What needs to be done. Make a verbatim copy of the entries below; pictures stay out.

Provided information.
__________

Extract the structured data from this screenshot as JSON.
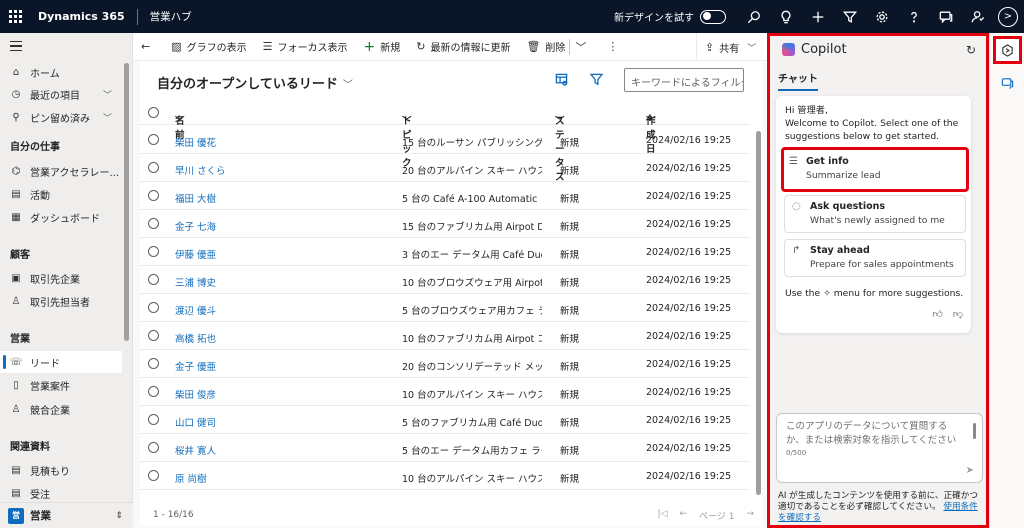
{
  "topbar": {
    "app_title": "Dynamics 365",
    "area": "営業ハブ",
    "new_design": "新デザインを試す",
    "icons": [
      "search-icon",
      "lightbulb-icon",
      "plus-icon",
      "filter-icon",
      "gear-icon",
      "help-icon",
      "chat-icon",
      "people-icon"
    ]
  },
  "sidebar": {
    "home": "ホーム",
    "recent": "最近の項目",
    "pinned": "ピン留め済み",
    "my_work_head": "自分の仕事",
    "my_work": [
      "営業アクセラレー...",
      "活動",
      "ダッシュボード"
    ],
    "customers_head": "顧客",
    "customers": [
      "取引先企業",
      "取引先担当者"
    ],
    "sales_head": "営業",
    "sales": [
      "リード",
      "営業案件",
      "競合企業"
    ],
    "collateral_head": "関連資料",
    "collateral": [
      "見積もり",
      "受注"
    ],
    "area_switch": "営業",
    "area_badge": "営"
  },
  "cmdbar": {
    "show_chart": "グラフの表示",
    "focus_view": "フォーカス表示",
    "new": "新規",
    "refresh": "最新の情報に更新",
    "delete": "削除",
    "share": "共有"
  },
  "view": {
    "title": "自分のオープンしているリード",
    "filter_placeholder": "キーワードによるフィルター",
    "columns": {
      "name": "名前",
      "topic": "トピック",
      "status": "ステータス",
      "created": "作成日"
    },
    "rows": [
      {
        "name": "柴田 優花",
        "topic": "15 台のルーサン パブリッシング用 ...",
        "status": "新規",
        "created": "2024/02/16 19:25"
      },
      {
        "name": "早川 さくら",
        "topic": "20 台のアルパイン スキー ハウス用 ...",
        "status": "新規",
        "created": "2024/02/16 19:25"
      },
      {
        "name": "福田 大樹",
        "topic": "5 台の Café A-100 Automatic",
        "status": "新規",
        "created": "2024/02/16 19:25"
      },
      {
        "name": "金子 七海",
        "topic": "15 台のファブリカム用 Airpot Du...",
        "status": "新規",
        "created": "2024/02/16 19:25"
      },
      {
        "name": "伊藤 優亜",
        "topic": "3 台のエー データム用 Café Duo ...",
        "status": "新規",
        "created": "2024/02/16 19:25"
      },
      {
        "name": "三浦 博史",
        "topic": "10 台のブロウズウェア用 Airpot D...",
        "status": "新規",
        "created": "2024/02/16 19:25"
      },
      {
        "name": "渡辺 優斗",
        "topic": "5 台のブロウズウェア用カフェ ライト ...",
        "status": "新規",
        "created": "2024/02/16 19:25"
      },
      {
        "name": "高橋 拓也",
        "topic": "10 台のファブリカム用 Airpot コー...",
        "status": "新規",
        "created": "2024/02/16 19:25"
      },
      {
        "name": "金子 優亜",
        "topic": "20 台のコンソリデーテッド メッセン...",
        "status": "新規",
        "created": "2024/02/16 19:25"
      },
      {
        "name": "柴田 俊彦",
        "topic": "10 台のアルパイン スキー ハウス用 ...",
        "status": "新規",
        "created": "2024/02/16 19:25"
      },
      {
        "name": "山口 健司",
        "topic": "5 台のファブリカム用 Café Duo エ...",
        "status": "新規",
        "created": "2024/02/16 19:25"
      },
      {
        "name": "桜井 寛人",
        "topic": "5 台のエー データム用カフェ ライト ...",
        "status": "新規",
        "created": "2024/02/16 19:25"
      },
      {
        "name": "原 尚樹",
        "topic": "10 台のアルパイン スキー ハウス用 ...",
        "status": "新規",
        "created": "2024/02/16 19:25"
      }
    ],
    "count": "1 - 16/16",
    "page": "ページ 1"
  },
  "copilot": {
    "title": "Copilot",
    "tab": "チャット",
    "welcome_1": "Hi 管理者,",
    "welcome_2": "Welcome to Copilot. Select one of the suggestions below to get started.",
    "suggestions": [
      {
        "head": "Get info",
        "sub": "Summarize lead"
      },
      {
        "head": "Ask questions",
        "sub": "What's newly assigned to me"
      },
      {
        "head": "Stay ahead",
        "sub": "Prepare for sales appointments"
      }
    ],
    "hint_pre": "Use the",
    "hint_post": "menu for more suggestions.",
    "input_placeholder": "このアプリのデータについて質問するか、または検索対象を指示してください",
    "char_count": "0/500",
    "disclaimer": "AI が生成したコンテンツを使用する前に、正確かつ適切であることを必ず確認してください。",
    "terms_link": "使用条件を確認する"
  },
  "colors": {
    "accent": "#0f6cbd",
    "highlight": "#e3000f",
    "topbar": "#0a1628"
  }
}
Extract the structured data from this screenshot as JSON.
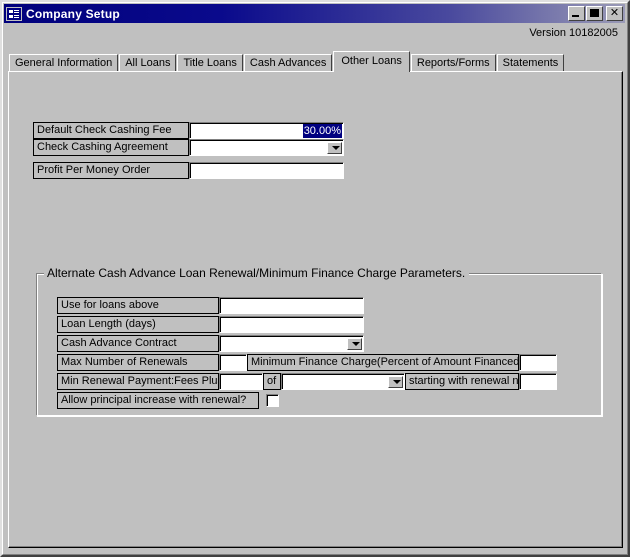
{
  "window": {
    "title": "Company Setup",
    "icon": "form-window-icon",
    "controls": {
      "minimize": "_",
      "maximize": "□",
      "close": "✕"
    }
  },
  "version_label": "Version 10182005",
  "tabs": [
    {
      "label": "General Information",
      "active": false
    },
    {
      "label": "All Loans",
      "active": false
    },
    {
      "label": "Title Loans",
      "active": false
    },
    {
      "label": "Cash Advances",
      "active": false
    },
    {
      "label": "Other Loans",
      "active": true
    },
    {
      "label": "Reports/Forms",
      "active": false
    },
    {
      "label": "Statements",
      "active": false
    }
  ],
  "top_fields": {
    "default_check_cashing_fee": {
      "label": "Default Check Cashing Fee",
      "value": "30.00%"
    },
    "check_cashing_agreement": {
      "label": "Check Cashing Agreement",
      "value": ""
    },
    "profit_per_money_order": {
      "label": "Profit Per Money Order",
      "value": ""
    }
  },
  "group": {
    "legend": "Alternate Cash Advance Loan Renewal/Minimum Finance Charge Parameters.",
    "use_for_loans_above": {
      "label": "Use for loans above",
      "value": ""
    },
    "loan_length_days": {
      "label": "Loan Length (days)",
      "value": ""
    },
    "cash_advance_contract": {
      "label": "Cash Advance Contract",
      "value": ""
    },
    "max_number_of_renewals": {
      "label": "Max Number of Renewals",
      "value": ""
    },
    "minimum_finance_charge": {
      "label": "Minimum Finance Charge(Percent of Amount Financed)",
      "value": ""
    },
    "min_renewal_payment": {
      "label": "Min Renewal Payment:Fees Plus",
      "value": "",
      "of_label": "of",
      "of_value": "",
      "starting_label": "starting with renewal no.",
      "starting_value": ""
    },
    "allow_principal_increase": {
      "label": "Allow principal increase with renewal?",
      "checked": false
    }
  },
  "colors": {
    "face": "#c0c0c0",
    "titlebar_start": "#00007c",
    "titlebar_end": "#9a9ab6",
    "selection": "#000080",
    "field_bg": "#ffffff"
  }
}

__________

Exercise output.
Extract the structured data from this screenshot as JSON.
{
  "topbar": {
    "app_title": "Dynamics 365",
    "area": "営業ハブ",
    "new_design": "新デザインを試す",
    "icons": [
      "search-icon",
      "lightbulb-icon",
      "plus-icon",
      "filter-icon",
      "gear-icon",
      "help-icon",
      "chat-icon",
      "people-icon"
    ]
  },
  "sidebar": {
    "home": "ホーム",
    "recent": "最近の項目",
    "pinned": "ピン留め済み",
    "my_work_head": "自分の仕事",
    "my_work": [
      "営業アクセラレー...",
      "活動",
      "ダッシュボード"
    ],
    "customers_head": "顧客",
    "customers": [
      "取引先企業",
      "取引先担当者"
    ],
    "sales_head": "営業",
    "sales": [
      "リード",
      "営業案件",
      "競合企業"
    ],
    "collateral_head": "関連資料",
    "collateral": [
      "見積もり",
      "受注"
    ],
    "area_switch": "営業",
    "area_badge": "営"
  },
  "cmdbar": {
    "show_chart": "グラフの表示",
    "focus_view": "フォーカス表示",
    "new": "新規",
    "refresh": "最新の情報に更新",
    "delete": "削除",
    "share": "共有"
  },
  "view": {
    "title": "自分のオープンしているリード",
    "filter_placeholder": "キーワードによるフィルター",
    "columns": {
      "name": "名前",
      "topic": "トピック",
      "status": "ステータス",
      "created": "作成日"
    },
    "rows": [
      {
        "name": "柴田 優花",
        "topic": "15 台のルーサン パブリッシング用 ...",
        "status": "新規",
        "created": "2024/02/16 19:25"
      },
      {
        "name": "早川 さくら",
        "topic": "20 台のアルパイン スキー ハウス用 ...",
        "status": "新規",
        "created": "2024/02/16 19:25"
      },
      {
        "name": "福田 大樹",
        "topic": "5 台の Café A-100 Automatic",
        "status": "新規",
        "created": "2024/02/16 19:25"
      },
      {
        "name": "金子 七海",
        "topic": "15 台のファブリカム用 Airpot Du...",
        "status": "新規",
        "created": "2024/02/16 19:25"
      },
      {
        "name": "伊藤 優亜",
        "topic": "3 台のエー データム用 Café Duo ...",
        "status": "新規",
        "created": "2024/02/16 19:25"
      },
      {
        "name": "三浦 博史",
        "topic": "10 台のブロウズウェア用 Airpot D...",
        "status": "新規",
        "created": "2024/02/16 19:25"
      },
      {
        "name": "渡辺 優斗",
        "topic": "5 台のブロウズウェア用カフェ ライト ...",
        "status": "新規",
        "created": "2024/02/16 19:25"
      },
      {
        "name": "高橋 拓也",
        "topic": "10 台のファブリカム用 Airpot コー...",
        "status": "新規",
        "created": "2024/02/16 19:25"
      },
      {
        "name": "金子 優亜",
        "topic": "20 台のコンソリデーテッド メッセン...",
        "status": "新規",
        "created": "2024/02/16 19:25"
      },
      {
        "name": "柴田 俊彦",
        "topic": "10 台のアルパイン スキー ハウス用 ...",
        "status": "新規",
        "created": "2024/02/16 19:25"
      },
      {
        "name": "山口 健司",
        "topic": "5 台のファブリカム用 Café Duo エ...",
        "status": "新規",
        "created": "2024/02/16 19:25"
      },
      {
        "name": "桜井 寛人",
        "topic": "5 台のエー データム用カフェ ライト ...",
        "status": "新規",
        "created": "2024/02/16 19:25"
      },
      {
        "name": "原 尚樹",
        "topic": "10 台のアルパイン スキー ハウス用 ...",
        "status": "新規",
        "created": "2024/02/16 19:25"
      }
    ],
    "count": "1 - 16/16",
    "page": "ページ 1"
  },
  "copilot": {
    "title": "Copilot",
    "tab": "チャット",
    "welcome_1": "Hi 管理者,",
    "welcome_2": "Welcome to Copilot. Select one of the suggestions below to get started.",
    "suggestions": [
      {
        "head": "Get info",
        "sub": "Summarize lead"
      },
      {
        "head": "Ask questions",
        "sub": "What's newly assigned to me"
      },
      {
        "head": "Stay ahead",
        "sub": "Prepare for sales appointments"
      }
    ],
    "hint_pre": "Use the",
    "hint_post": "menu for more suggestions.",
    "input_placeholder": "このアプリのデータについて質問するか、または検索対象を指示してください",
    "char_count": "0/500",
    "disclaimer": "AI が生成したコンテンツを使用する前に、正確かつ適切であることを必ず確認してください。",
    "terms_link": "使用条件を確認する"
  },
  "colors": {
    "accent": "#0f6cbd",
    "highlight": "#e3000f",
    "topbar": "#0a1628"
  }
}
Extract the structured data from this screenshot as JSON.
{
  "window": {
    "title": "Company Setup",
    "icon": "form-window-icon",
    "controls": {
      "minimize": "_",
      "maximize": "□",
      "close": "✕"
    }
  },
  "version_label": "Version 10182005",
  "tabs": [
    {
      "label": "General Information",
      "active": false
    },
    {
      "label": "All Loans",
      "active": false
    },
    {
      "label": "Title Loans",
      "active": false
    },
    {
      "label": "Cash Advances",
      "active": false
    },
    {
      "label": "Other Loans",
      "active": true
    },
    {
      "label": "Reports/Forms",
      "active": false
    },
    {
      "label": "Statements",
      "active": false
    }
  ],
  "top_fields": {
    "default_check_cashing_fee": {
      "label": "Default Check Cashing Fee",
      "value": "30.00%"
    },
    "check_cashing_agreement": {
      "label": "Check Cashing Agreement",
      "value": ""
    },
    "profit_per_money_order": {
      "label": "Profit Per Money Order",
      "value": ""
    }
  },
  "group": {
    "legend": "Alternate Cash Advance Loan Renewal/Minimum Finance Charge Parameters.",
    "use_for_loans_above": {
      "label": "Use for loans above",
      "value": ""
    },
    "loan_length_days": {
      "label": "Loan Length (days)",
      "value": ""
    },
    "cash_advance_contract": {
      "label": "Cash Advance Contract",
      "value": ""
    },
    "max_number_of_renewals": {
      "label": "Max Number of Renewals",
      "value": ""
    },
    "minimum_finance_charge": {
      "label": "Minimum Finance Charge(Percent of Amount Financed)",
      "value": ""
    },
    "min_renewal_payment": {
      "label": "Min Renewal Payment:Fees Plus",
      "value": "",
      "of_label": "of",
      "of_value": "",
      "starting_label": "starting with renewal no.",
      "starting_value": ""
    },
    "allow_principal_increase": {
      "label": "Allow principal increase with renewal?",
      "checked": false
    }
  },
  "colors": {
    "face": "#c0c0c0",
    "titlebar_start": "#00007c",
    "titlebar_end": "#9a9ab6",
    "selection": "#000080",
    "field_bg": "#ffffff"
  }
}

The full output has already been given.